-- INFORMATION SHOWN follows --
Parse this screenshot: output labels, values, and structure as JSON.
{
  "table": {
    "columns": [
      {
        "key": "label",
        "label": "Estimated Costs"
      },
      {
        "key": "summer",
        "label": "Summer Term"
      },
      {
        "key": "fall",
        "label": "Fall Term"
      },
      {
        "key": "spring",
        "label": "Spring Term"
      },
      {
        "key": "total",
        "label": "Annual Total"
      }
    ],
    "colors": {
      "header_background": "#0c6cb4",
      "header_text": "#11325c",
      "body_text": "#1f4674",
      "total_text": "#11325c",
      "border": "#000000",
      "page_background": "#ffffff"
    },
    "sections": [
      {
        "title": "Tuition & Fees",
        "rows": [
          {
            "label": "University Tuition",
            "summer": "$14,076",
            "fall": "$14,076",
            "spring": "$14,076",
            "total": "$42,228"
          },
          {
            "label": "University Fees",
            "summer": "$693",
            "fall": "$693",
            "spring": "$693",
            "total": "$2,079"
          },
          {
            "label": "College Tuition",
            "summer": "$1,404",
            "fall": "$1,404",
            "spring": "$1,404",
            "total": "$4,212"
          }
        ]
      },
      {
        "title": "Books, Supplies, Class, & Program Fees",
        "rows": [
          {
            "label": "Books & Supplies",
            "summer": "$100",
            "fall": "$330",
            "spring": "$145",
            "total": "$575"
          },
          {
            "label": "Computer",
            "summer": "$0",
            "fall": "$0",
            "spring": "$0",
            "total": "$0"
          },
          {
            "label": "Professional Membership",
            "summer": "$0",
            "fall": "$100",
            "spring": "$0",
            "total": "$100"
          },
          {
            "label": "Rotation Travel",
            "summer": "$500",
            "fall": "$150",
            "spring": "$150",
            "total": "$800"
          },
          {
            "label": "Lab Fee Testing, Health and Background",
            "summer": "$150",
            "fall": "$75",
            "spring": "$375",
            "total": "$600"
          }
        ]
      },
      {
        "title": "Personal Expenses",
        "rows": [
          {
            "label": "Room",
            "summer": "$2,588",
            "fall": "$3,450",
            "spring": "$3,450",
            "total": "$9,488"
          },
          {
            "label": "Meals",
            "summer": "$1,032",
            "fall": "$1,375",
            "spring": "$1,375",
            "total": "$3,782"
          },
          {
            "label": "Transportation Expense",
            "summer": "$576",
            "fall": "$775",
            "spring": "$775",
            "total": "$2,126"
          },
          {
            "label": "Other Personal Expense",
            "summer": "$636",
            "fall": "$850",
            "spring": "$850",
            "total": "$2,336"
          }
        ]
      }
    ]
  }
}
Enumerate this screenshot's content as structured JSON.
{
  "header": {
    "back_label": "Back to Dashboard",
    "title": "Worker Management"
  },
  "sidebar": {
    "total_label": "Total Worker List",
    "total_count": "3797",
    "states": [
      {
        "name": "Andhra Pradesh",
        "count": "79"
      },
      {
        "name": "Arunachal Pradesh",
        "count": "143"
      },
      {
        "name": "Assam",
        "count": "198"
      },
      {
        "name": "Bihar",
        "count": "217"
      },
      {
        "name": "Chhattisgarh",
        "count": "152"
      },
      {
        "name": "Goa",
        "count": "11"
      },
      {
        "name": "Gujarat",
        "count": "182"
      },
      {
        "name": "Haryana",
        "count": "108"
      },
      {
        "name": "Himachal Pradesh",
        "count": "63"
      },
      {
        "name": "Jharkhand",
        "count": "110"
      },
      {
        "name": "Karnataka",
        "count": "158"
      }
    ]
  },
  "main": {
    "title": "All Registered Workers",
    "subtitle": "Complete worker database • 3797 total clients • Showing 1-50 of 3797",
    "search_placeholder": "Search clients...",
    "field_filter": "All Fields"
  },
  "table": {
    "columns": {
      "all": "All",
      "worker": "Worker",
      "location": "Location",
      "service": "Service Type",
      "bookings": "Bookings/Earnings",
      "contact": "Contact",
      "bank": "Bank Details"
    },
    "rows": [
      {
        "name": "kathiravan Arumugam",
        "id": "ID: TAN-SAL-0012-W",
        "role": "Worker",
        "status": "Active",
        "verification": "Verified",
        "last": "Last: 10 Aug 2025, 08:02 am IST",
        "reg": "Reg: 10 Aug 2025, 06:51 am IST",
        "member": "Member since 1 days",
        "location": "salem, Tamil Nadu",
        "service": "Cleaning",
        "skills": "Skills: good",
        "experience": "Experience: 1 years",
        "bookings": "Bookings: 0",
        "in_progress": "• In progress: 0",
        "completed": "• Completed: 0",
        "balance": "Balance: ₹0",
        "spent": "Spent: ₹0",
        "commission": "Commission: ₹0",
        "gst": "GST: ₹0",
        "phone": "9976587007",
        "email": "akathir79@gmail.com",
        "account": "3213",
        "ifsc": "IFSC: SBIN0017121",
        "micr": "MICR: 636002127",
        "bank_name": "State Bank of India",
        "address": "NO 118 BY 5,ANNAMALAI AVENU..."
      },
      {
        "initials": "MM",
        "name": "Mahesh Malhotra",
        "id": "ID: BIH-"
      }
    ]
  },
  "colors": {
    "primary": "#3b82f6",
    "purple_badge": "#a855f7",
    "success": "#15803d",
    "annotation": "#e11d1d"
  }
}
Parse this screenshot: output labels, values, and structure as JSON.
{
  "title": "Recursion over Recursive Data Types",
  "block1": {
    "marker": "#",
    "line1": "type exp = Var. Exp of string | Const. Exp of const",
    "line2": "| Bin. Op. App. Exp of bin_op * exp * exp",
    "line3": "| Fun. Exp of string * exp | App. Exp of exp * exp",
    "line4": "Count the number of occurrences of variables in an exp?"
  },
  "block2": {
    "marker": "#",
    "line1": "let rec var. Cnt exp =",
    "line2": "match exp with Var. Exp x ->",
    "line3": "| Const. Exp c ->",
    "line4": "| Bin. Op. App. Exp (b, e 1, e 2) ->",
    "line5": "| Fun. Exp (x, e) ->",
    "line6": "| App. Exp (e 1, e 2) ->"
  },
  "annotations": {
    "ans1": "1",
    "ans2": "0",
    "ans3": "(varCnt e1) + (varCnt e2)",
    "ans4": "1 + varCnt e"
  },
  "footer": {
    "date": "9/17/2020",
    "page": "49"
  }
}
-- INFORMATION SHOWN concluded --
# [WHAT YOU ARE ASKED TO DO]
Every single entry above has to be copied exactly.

# [RESPONSE]
Parse this screenshot: output labels, values, and structure as JSON.
{
  "table": {
    "columns": [
      {
        "key": "label",
        "label": "Estimated Costs"
      },
      {
        "key": "summer",
        "label": "Summer Term"
      },
      {
        "key": "fall",
        "label": "Fall Term"
      },
      {
        "key": "spring",
        "label": "Spring Term"
      },
      {
        "key": "total",
        "label": "Annual Total"
      }
    ],
    "colors": {
      "header_background": "#0c6cb4",
      "header_text": "#11325c",
      "body_text": "#1f4674",
      "total_text": "#11325c",
      "border": "#000000",
      "page_background": "#ffffff"
    },
    "sections": [
      {
        "title": "Tuition & Fees",
        "rows": [
          {
            "label": "University Tuition",
            "summer": "$14,076",
            "fall": "$14,076",
            "spring": "$14,076",
            "total": "$42,228"
          },
          {
            "label": "University Fees",
            "summer": "$693",
            "fall": "$693",
            "spring": "$693",
            "total": "$2,079"
          },
          {
            "label": "College Tuition",
            "summer": "$1,404",
            "fall": "$1,404",
            "spring": "$1,404",
            "total": "$4,212"
          }
        ]
      },
      {
        "title": "Books, Supplies, Class, & Program Fees",
        "rows": [
          {
            "label": "Books & Supplies",
            "summer": "$100",
            "fall": "$330",
            "spring": "$145",
            "total": "$575"
          },
          {
            "label": "Computer",
            "summer": "$0",
            "fall": "$0",
            "spring": "$0",
            "total": "$0"
          },
          {
            "label": "Professional Membership",
            "summer": "$0",
            "fall": "$100",
            "spring": "$0",
            "total": "$100"
          },
          {
            "label": "Rotation Travel",
            "summer": "$500",
            "fall": "$150",
            "spring": "$150",
            "total": "$800"
          },
          {
            "label": "Lab Fee Testing, Health and Background",
            "summer": "$150",
            "fall": "$75",
            "spring": "$375",
            "total": "$600"
          }
        ]
      },
      {
        "title": "Personal Expenses",
        "rows": [
          {
            "label": "Room",
            "summer": "$2,588",
            "fall": "$3,450",
            "spring": "$3,450",
            "total": "$9,488"
          },
          {
            "label": "Meals",
            "summer": "$1,032",
            "fall": "$1,375",
            "spring": "$1,375",
            "total": "$3,782"
          },
          {
            "label": "Transportation Expense",
            "summer": "$576",
            "fall": "$775",
            "spring": "$775",
            "total": "$2,126"
          },
          {
            "label": "Other Personal Expense",
            "summer": "$636",
            "fall": "$850",
            "spring": "$850",
            "total": "$2,336"
          }
        ]
      }
    ]
  }
}
Enumerate this screenshot's content as structured JSON.
{
  "header": {
    "back_label": "Back to Dashboard",
    "title": "Worker Management"
  },
  "sidebar": {
    "total_label": "Total Worker List",
    "total_count": "3797",
    "states": [
      {
        "name": "Andhra Pradesh",
        "count": "79"
      },
      {
        "name": "Arunachal Pradesh",
        "count": "143"
      },
      {
        "name": "Assam",
        "count": "198"
      },
      {
        "name": "Bihar",
        "count": "217"
      },
      {
        "name": "Chhattisgarh",
        "count": "152"
      },
      {
        "name": "Goa",
        "count": "11"
      },
      {
        "name": "Gujarat",
        "count": "182"
      },
      {
        "name": "Haryana",
        "count": "108"
      },
      {
        "name": "Himachal Pradesh",
        "count": "63"
      },
      {
        "name": "Jharkhand",
        "count": "110"
      },
      {
        "name": "Karnataka",
        "count": "158"
      }
    ]
  },
  "main": {
    "title": "All Registered Workers",
    "subtitle": "Complete worker database • 3797 total clients • Showing 1-50 of 3797",
    "search_placeholder": "Search clients...",
    "field_filter": "All Fields"
  },
  "table": {
    "columns": {
      "all": "All",
      "worker": "Worker",
      "location": "Location",
      "service": "Service Type",
      "bookings": "Bookings/Earnings",
      "contact": "Contact",
      "bank": "Bank Details"
    },
    "rows": [
      {
        "name": "kathiravan Arumugam",
        "id": "ID: TAN-SAL-0012-W",
        "role": "Worker",
        "status": "Active",
        "verification": "Verified",
        "last": "Last: 10 Aug 2025, 08:02 am IST",
        "reg": "Reg: 10 Aug 2025, 06:51 am IST",
        "member": "Member since 1 days",
        "location": "salem, Tamil Nadu",
        "service": "Cleaning",
        "skills": "Skills: good",
        "experience": "Experience: 1 years",
        "bookings": "Bookings: 0",
        "in_progress": "• In progress: 0",
        "completed": "• Completed: 0",
        "balance": "Balance: ₹0",
        "spent": "Spent: ₹0",
        "commission": "Commission: ₹0",
        "gst": "GST: ₹0",
        "phone": "9976587007",
        "email": "akathir79@gmail.com",
        "account": "3213",
        "ifsc": "IFSC: SBIN0017121",
        "micr": "MICR: 636002127",
        "bank_name": "State Bank of India",
        "address": "NO 118 BY 5,ANNAMALAI AVENU..."
      },
      {
        "initials": "MM",
        "name": "Mahesh Malhotra",
        "id": "ID: BIH-"
      }
    ]
  },
  "colors": {
    "primary": "#3b82f6",
    "purple_badge": "#a855f7",
    "success": "#15803d",
    "annotation": "#e11d1d"
  }
}
Parse this screenshot: output labels, values, and structure as JSON.
{
  "title": "Recursion over Recursive Data Types",
  "block1": {
    "marker": "#",
    "line1": "type exp = Var. Exp of string | Const. Exp of const",
    "line2": "| Bin. Op. App. Exp of bin_op * exp * exp",
    "line3": "| Fun. Exp of string * exp | App. Exp of exp * exp",
    "line4": "Count the number of occurrences of variables in an exp?"
  },
  "block2": {
    "marker": "#",
    "line1": "let rec var. Cnt exp =",
    "line2": "match exp with Var. Exp x ->",
    "line3": "| Const. Exp c ->",
    "line4": "| Bin. Op. App. Exp (b, e 1, e 2) ->",
    "line5": "| Fun. Exp (x, e) ->",
    "line6": "| App. Exp (e 1, e 2) ->"
  },
  "annotations": {
    "ans1": "1",
    "ans2": "0",
    "ans3": "(varCnt e1) + (varCnt e2)",
    "ans4": "1 + varCnt e"
  },
  "footer": {
    "date": "9/17/2020",
    "page": "49"
  }
}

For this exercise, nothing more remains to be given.